I’m kind of a sucker for ‘war movies.’ Maybe it’s because whenever a war film or Spaghetti Western was on TV when I was a child, my father would stop to watch it even if it was only the last five minutes. I don’t recall showing much interest in said films but perhaps it sank into my psyche. Or maybe it’s because while I’m in the military, I’m not exactly in a ‘military’ career and my idea of danger is forgetting to discharge a capacitor before troubleshooting something so these movies are a chance to live vicariously. Maybe I should be talking about this to a psychologist rather than rambling.
Regardless of the reason, I have been jonesing to see American Sniper for months and I finally got my chance this weekend. How does the new Clint Eastwood film stack up against recent films like, Zero Dark Thirty and The Hurt Locker?
Fairly well, actually. Like the other two films this isn’t a movie about people in war. It’s about people whose life is structured around war. In American Sniper, Bradley Cooper is Chris Kyle, a good ol’ boy from Texas who enlists in the Navy after seeing the August 1998 attacks on U.S. embassies in Tanzania and Kenya. Determined to do everything he can to save lives and protect his country, he successfully becomes a Navy SEAL.
In the process it’s discovered that not only is Chris a natural with a sniper rifle, he is the best of the best when it comes to ‘overwatch,’ keeping an eye on the surroundings and picking off danger from a distance while the grunts clear houses door-to-door. He soon becomes a legend (they literally call him The Legend) as he racks up the most confirmed kills of any sniper deployed to the region.
However Chris is not content with his accomplishments as long as an enemy sniper, Mustafa (Sammy Sheik), continues to operate. A former Olympic champion, Mustafa is an elusive and skilled enemy who fades away every time the American forces get near his position.
If this sounds like it makes for an excellent war movie, you would be right. But the reason I compared American Sniper to the two films mentioned above and not Saving Private Ryan or Black Hawk Down is because the film exists in two worlds. Outside of war-torn Iraq, Chris meets, falls in love with, marries, and has children with Taya (Sienna Miller). These are the scenes that makes the film stand out as different from ‘standard’ war movies (before you crucify me, I said ‘standard’, not ‘bad,’ imaginary angry voices.)
While Chris excels as a SEAL and is constantly driven to succeed, every time he comes home from a deployment more and more of his humanity seems to be missing. Made jumpy by loud noises, prone to zoning out and unable to talk about his experiences to Taya, the film manifests PTSD in a powerful, sympathetic way.

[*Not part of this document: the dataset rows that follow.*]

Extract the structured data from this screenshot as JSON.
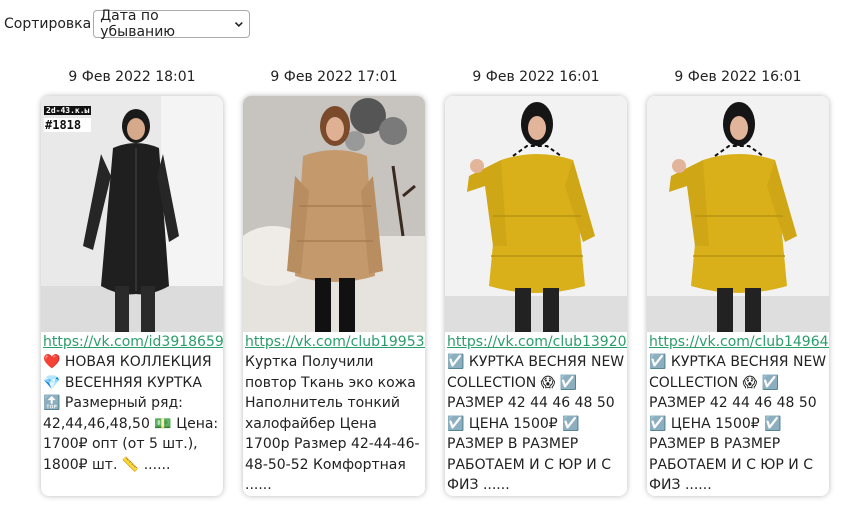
{
  "sort": {
    "label": "Сортировка",
    "selected": "Дата по убыванию"
  },
  "posts": [
    {
      "date": "9 Фев 2022 18:01",
      "link": "https://vk.com/id391865965",
      "text": "❤️ НОВАЯ КОЛЛЕКЦИЯ 💎 ВЕСЕННЯЯ КУРТКА 🔝 Размерный ряд: 42,44,46,48,50 💵 Цена: 1700₽ опт (от 5 шт.), 1800₽ шт. 📏 ......",
      "badge_small": "2d-43.к.ы",
      "badge_big": "#1818",
      "photo": "black-leather-coat"
    },
    {
      "date": "9 Фев 2022 17:01",
      "link": "https://vk.com/club199538945",
      "text": "Куртка Получили повтор Ткань эко кожа Наполнитель тонкий халофайбер Цена 1700р Размер 42-44-46-48-50-52 Комфортная ......",
      "photo": "beige-puffer-jacket"
    },
    {
      "date": "9 Фев 2022 16:01",
      "link": "https://vk.com/club139201293",
      "text": "☑️ КУРТКА ВЕСНЯЯ NEW COLLECTION 😱 ☑️ РАЗМЕР 42 44 46 48 50 ☑️ ЦЕНА 1500₽ ☑️ РАЗМЕР В РАЗМЕР РАБОТАЕМ И С ЮР И С ФИЗ ......",
      "photo": "yellow-jacket"
    },
    {
      "date": "9 Фев 2022 16:01",
      "link": "https://vk.com/club149640949",
      "text": "☑️ КУРТКА ВЕСНЯЯ NEW COLLECTION 😱 ☑️ РАЗМЕР 42 44 46 48 50 ☑️ ЦЕНА 1500₽ ☑️ РАЗМЕР В РАЗМЕР РАБОТАЕМ И С ЮР И С ФИЗ ......",
      "photo": "yellow-jacket"
    }
  ],
  "colors": {
    "link": "#2a9d6a",
    "yellow": "#d9b01a",
    "beige": "#c49a6c",
    "black": "#1c1c1c"
  }
}
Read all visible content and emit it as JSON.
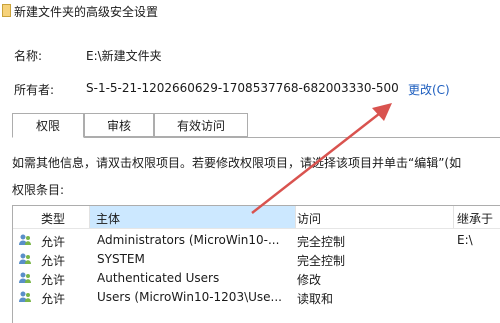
{
  "window": {
    "title": "新建文件夹的高级安全设置"
  },
  "fields": {
    "name_label": "名称:",
    "name_value": "E:\\新建文件夹",
    "owner_label": "所有者:",
    "owner_value": "S-1-5-21-1202660629-1708537768-682003330-500",
    "change_label": "更改(C)"
  },
  "tabs": [
    {
      "label": "权限"
    },
    {
      "label": "审核"
    },
    {
      "label": "有效访问"
    }
  ],
  "info_text": "如需其他信息，请双击权限项目。若要修改权限项目，请选择该项目并单击“编辑”(如",
  "entries_label": "权限条目:",
  "table": {
    "headers": [
      "类型",
      "主体",
      "访问",
      "继承于"
    ],
    "rows": [
      {
        "type": "允许",
        "principal": "Administrators (MicroWin10-...",
        "access": "完全控制",
        "inherited": "E:\\"
      },
      {
        "type": "允许",
        "principal": "SYSTEM",
        "access": "完全控制",
        "inherited": ""
      },
      {
        "type": "允许",
        "principal": "Authenticated Users",
        "access": "修改",
        "inherited": ""
      },
      {
        "type": "允许",
        "principal": "Users (MicroWin10-1203\\Use...",
        "access": "读取和",
        "inherited": ""
      }
    ]
  },
  "colors": {
    "accent_link": "#1f5fbf",
    "arrow": "#d9534f",
    "selected_header": "#cce8ff"
  }
}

But thank god for Sienna Miller. While Cooper plays his character very well, there’s only so much an actor can do when told to portray inner conflict for most of a film. Miller brings humanity and honest emotions to the screen and gives the audience a lot of insight into what thousands of spouses are going through right this minute.
I have a few friends with PTSD, and though none of them seem to have issues this pronounced, the film consistently points out how damaging it can be to everyone involved. PTSD is not something that should be ignored. Eastwood could have made this a heroic biographical film about a sniper who overcame all adversity, one who stayed calm and cool and never suffered a moment’s doubt as he loyally defended America. Instead he humanized Chris Kyle and demonstrated that no matter what your motivations, you’re still human and humans can’t just turn off their thoughts and emotions.